> [Task description]: The records follow. Filter them to the lines that hold "content".

[Data extracts]

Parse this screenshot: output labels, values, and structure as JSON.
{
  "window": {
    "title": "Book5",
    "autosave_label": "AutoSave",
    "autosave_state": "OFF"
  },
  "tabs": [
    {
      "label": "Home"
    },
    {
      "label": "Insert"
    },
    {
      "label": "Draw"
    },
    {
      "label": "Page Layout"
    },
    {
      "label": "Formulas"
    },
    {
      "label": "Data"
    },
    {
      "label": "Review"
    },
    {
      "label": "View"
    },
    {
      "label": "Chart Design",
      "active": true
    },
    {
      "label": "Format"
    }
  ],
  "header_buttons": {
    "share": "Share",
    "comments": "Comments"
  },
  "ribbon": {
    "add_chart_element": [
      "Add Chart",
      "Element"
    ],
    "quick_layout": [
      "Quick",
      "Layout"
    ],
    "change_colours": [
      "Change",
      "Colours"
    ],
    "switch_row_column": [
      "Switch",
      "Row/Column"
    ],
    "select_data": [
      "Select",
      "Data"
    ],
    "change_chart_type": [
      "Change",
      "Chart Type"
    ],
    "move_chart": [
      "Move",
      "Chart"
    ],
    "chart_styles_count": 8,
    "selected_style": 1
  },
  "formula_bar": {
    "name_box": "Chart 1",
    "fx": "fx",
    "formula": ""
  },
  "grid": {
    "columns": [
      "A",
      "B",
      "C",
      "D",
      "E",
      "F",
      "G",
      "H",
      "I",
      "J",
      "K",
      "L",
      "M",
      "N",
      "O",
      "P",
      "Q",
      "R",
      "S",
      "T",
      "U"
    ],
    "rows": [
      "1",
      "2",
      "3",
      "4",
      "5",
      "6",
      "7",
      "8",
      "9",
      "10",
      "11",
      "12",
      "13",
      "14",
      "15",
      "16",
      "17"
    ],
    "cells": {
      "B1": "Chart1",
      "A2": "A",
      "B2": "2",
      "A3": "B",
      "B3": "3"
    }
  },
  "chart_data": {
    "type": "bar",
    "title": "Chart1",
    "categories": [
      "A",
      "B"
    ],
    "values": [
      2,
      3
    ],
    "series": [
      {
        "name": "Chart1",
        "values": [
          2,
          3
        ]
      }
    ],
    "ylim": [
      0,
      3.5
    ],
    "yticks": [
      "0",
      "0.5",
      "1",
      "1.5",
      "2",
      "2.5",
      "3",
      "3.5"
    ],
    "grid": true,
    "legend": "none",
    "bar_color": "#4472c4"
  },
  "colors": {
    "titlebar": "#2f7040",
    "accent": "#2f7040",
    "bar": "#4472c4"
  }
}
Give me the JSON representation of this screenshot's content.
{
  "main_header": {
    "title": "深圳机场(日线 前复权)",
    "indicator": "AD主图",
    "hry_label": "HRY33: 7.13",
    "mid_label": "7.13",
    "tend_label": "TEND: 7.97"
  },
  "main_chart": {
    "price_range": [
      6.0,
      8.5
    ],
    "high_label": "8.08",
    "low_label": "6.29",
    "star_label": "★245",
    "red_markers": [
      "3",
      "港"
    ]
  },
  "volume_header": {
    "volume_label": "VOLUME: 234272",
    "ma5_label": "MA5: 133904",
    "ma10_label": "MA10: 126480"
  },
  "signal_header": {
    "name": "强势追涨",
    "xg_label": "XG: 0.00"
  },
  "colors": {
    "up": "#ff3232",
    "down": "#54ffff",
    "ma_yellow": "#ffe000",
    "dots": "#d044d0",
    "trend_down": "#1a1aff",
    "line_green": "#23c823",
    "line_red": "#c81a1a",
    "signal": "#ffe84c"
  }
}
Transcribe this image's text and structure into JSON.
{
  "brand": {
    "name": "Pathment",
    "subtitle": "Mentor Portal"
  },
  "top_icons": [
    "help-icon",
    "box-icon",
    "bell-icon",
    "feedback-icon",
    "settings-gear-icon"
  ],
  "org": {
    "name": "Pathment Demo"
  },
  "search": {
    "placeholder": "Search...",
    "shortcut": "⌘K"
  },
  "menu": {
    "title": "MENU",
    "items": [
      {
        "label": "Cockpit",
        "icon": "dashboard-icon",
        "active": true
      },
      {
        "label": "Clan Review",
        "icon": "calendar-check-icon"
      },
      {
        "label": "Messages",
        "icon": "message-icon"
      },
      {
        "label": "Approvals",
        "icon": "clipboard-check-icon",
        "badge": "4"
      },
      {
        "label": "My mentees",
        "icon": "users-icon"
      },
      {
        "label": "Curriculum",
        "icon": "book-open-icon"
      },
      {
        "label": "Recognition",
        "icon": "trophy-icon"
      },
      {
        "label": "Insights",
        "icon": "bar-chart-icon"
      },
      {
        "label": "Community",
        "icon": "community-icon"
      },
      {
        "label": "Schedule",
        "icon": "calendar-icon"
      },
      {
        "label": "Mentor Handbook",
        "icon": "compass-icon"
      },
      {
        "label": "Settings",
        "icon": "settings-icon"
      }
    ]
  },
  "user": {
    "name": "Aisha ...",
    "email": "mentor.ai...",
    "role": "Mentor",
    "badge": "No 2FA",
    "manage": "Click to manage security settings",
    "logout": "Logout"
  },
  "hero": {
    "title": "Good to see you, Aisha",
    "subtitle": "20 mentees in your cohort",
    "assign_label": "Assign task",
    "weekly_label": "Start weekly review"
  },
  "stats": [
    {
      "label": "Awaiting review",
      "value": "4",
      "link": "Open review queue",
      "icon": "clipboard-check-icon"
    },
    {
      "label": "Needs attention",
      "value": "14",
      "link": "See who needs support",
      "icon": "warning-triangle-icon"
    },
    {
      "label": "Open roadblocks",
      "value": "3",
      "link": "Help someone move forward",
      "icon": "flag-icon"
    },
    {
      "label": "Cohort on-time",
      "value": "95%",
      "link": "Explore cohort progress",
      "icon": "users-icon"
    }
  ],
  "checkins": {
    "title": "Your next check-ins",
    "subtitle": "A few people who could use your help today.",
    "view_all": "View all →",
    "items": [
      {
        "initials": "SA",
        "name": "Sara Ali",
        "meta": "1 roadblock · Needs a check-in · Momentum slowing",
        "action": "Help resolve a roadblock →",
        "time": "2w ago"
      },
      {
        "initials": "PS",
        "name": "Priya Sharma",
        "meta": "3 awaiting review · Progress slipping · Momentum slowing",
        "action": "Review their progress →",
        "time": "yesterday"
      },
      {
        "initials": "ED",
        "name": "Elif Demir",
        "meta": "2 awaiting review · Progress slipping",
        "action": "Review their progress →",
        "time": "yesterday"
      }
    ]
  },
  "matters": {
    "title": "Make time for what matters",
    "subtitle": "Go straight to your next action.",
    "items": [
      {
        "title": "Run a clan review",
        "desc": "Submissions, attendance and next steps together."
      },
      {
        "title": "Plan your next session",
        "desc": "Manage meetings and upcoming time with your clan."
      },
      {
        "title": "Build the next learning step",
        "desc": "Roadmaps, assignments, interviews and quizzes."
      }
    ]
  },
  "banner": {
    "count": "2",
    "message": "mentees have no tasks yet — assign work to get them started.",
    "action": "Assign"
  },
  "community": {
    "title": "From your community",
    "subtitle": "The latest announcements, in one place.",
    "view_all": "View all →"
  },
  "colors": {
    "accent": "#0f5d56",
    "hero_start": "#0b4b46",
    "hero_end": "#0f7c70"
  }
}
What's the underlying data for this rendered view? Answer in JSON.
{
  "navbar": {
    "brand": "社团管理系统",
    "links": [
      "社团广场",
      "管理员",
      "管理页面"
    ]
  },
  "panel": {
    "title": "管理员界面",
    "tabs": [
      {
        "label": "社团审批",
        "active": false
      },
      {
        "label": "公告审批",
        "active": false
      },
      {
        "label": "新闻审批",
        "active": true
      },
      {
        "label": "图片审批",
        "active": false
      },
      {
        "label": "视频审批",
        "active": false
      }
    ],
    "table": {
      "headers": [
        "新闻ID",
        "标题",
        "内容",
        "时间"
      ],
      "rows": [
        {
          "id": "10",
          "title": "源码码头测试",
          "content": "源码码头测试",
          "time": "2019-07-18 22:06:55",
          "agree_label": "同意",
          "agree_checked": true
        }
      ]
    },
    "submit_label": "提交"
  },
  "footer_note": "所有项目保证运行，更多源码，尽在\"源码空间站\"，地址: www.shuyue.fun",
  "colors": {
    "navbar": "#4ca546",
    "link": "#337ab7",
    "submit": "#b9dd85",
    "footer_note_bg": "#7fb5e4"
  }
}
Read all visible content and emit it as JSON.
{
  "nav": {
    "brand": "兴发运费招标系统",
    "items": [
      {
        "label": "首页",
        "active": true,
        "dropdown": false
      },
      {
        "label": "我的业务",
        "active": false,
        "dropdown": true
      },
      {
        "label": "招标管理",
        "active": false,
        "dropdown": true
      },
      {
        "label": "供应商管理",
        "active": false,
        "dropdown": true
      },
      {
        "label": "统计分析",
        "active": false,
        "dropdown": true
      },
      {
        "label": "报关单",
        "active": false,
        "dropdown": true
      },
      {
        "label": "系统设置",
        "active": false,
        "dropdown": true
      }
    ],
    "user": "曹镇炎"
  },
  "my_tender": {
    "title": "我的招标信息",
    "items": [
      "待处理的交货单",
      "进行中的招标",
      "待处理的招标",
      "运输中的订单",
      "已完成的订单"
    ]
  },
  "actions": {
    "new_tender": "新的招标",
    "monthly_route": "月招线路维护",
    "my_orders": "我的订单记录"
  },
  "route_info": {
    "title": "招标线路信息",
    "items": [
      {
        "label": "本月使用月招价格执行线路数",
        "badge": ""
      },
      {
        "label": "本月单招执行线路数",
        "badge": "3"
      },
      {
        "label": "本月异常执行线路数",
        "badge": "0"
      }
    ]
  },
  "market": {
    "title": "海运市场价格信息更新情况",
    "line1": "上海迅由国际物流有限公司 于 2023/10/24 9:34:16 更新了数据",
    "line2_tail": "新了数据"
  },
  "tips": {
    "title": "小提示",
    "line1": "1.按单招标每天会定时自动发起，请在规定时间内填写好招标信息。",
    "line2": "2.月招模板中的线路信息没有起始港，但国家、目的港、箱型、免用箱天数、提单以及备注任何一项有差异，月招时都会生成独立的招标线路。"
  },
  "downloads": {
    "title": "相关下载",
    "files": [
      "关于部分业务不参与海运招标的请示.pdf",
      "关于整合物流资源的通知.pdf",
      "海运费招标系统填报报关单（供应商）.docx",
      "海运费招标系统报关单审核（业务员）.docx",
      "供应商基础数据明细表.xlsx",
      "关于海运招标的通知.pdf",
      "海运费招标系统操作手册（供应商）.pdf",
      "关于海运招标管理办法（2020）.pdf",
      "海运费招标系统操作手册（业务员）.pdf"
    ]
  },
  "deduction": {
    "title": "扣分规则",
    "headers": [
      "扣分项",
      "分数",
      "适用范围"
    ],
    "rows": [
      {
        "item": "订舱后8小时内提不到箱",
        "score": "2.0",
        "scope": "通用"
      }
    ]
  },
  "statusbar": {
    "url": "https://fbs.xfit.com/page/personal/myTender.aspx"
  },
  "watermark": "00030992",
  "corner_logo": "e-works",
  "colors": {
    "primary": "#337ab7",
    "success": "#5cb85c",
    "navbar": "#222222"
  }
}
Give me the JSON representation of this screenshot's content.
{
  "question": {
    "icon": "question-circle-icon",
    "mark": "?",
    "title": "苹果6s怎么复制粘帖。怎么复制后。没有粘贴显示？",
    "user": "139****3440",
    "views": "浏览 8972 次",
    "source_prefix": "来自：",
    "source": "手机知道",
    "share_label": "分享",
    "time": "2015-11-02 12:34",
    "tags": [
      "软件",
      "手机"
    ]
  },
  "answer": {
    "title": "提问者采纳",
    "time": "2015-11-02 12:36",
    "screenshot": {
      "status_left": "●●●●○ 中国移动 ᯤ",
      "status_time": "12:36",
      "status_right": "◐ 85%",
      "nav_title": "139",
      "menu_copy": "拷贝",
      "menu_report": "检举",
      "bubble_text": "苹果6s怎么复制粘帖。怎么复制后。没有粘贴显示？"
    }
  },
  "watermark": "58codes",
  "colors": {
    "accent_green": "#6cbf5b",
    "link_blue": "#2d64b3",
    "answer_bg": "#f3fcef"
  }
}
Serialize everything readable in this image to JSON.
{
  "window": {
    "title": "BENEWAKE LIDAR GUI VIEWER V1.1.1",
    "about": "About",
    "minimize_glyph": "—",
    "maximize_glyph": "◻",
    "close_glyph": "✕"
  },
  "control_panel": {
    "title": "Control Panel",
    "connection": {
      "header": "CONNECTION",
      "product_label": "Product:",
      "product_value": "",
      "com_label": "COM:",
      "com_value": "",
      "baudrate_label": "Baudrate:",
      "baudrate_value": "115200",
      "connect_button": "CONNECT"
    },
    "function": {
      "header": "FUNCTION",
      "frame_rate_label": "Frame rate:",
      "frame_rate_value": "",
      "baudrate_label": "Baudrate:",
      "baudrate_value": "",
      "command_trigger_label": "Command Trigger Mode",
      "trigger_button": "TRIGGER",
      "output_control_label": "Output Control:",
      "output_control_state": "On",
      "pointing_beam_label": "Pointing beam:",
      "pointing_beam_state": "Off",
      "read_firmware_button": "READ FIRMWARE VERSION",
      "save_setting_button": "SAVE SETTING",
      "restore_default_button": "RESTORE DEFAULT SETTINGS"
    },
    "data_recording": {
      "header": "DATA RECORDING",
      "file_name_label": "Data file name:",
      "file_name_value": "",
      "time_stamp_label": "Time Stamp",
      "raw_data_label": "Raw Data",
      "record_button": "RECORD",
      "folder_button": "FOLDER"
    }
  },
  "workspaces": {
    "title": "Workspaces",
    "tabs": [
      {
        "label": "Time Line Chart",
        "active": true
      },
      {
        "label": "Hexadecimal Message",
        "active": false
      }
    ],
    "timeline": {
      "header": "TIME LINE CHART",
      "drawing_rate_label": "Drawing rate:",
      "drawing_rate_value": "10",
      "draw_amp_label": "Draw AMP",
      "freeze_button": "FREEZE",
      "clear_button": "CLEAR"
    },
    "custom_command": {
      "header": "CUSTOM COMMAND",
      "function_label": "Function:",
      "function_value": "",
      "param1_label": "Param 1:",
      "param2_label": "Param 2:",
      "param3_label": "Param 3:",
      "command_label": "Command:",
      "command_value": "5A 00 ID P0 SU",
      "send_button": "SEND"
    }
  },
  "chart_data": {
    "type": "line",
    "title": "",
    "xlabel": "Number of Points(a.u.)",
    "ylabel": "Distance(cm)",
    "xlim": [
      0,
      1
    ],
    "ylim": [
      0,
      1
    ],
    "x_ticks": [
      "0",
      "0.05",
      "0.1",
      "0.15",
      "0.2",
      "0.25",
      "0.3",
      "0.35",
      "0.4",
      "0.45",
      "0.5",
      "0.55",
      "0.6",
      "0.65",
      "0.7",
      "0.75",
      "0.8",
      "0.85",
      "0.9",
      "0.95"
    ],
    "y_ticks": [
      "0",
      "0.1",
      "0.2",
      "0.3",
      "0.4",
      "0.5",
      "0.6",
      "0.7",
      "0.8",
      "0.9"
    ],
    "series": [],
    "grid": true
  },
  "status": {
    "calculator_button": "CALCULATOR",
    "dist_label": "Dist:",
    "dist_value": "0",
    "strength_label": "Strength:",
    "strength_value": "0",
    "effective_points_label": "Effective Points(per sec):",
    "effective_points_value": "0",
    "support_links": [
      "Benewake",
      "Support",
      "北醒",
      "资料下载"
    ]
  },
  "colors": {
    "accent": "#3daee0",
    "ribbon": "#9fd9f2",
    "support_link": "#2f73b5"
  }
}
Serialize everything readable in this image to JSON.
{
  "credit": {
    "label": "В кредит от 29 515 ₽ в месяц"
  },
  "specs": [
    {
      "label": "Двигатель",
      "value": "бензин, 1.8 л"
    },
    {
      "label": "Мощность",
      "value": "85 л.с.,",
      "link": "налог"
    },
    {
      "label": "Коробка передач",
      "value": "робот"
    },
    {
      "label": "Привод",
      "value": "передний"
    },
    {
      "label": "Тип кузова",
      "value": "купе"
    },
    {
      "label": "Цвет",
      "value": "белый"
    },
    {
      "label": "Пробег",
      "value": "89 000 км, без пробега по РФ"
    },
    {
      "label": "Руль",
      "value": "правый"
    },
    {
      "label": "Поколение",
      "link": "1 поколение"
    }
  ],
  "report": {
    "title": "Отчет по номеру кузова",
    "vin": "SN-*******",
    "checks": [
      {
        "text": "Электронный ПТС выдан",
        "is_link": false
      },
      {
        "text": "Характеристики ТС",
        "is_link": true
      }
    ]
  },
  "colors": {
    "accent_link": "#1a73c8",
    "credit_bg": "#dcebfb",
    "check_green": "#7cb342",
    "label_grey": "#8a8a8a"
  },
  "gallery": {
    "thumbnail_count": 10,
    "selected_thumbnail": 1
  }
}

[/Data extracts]

> [Result for this exercise]:
Give me the JSON representation of this screenshot's content.
          "content": "源码码头测试",
Read all visible content and emit it as JSON.
Give me the JSON representation of this screenshot's content.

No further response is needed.